Material provided START
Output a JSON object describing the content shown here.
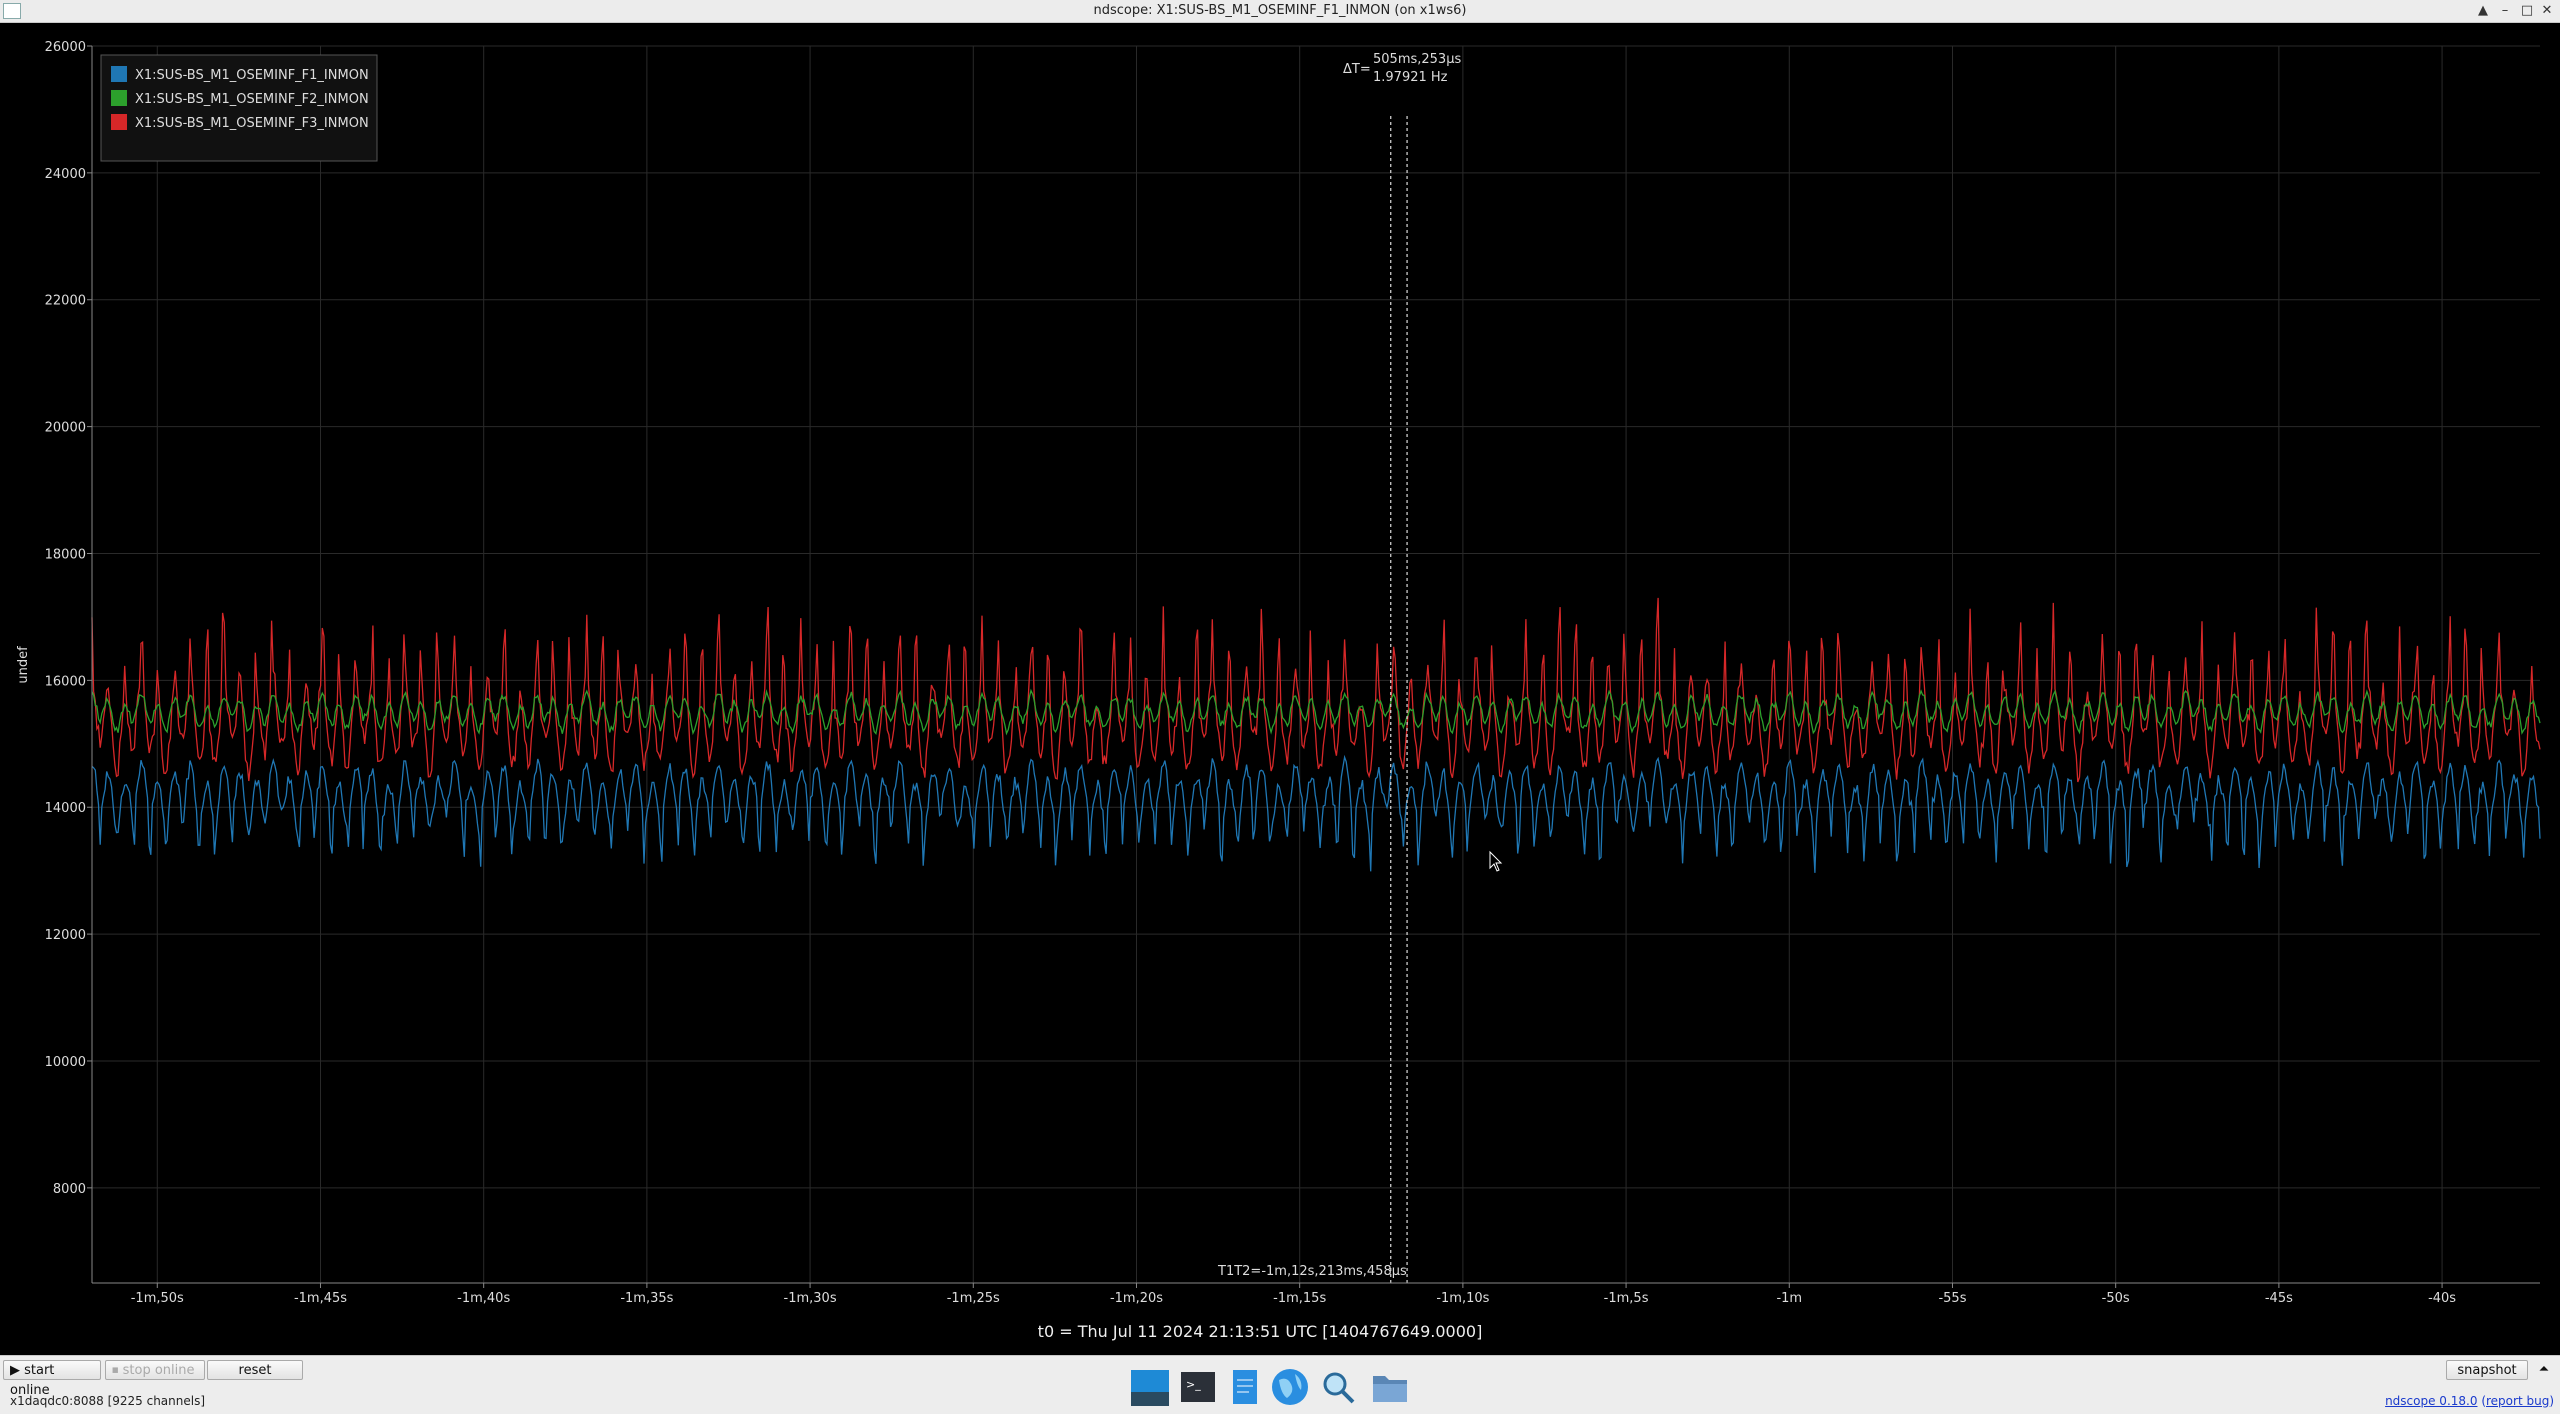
{
  "window": {
    "title": "ndscope: X1:SUS-BS_M1_OSEMINF_F1_INMON (on x1ws6)",
    "buttons": [
      "▲",
      "–",
      "□",
      "✕"
    ]
  },
  "plot": {
    "ylabel": "undef",
    "t0_label": "t0 = Thu Jul 11 2024 21:13:51 UTC [1404767649.0000]",
    "cursor": {
      "delta_label": "ΔT=",
      "delta_time": "505ms,253µs",
      "delta_freq": "1.97921 Hz",
      "t2_label": "T1T2=-1m,12s,213ms,458µs"
    },
    "legend": [
      {
        "name": "X1:SUS-BS_M1_OSEMINF_F1_INMON",
        "color": "#1f77b4"
      },
      {
        "name": "X1:SUS-BS_M1_OSEMINF_F2_INMON",
        "color": "#2ca02c"
      },
      {
        "name": "X1:SUS-BS_M1_OSEMINF_F3_INMON",
        "color": "#d62728"
      }
    ]
  },
  "chart_data": {
    "type": "line",
    "ylabel": "undef",
    "ylim": [
      6500,
      26000
    ],
    "yticks": [
      8000,
      10000,
      12000,
      14000,
      16000,
      18000,
      20000,
      22000,
      24000,
      26000
    ],
    "xlim": [
      -112,
      -37
    ],
    "xticks": [
      -110,
      -105,
      -100,
      -95,
      -90,
      -85,
      -80,
      -75,
      -70,
      -65,
      -60,
      -55,
      -50,
      -45,
      -40
    ],
    "xtick_labels": [
      "-1m,50s",
      "-1m,45s",
      "-1m,40s",
      "-1m,35s",
      "-1m,30s",
      "-1m,25s",
      "-1m,20s",
      "-1m,15s",
      "-1m,10s",
      "-1m,5s",
      "-1m",
      "-55s",
      "-50s",
      "-45s",
      "-40s"
    ],
    "grid": true,
    "legend_position": "top-left",
    "cursors_x": [
      -72.21,
      -71.71
    ],
    "series": [
      {
        "name": "X1:SUS-BS_M1_OSEMINF_F1_INMON",
        "color": "#1f77b4",
        "mean": 14200,
        "amplitude": 600,
        "min": 12000,
        "max": 15700
      },
      {
        "name": "X1:SUS-BS_M1_OSEMINF_F2_INMON",
        "color": "#2ca02c",
        "mean": 15500,
        "amplitude": 350,
        "min": 14400,
        "max": 16600
      },
      {
        "name": "X1:SUS-BS_M1_OSEMINF_F3_INMON",
        "color": "#d62728",
        "mean": 15300,
        "amplitude": 900,
        "min": 13000,
        "max": 18400
      }
    ]
  },
  "bottom": {
    "start_online": "▶ start online",
    "stop_online": "⏹ stop online",
    "reset": "reset",
    "snapshot": "snapshot",
    "expand": "⏶",
    "status": "x1daqdc0:8088 [9225 channels]",
    "version": "ndscope 0.18.0",
    "report_bug": "report bug"
  },
  "taskbar": {
    "items": [
      "desktop-icon",
      "terminal-icon",
      "text-editor-icon",
      "browser-icon",
      "search-icon",
      "file-manager-icon"
    ]
  }
}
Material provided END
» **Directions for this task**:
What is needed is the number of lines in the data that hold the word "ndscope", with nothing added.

» **Your response**:
2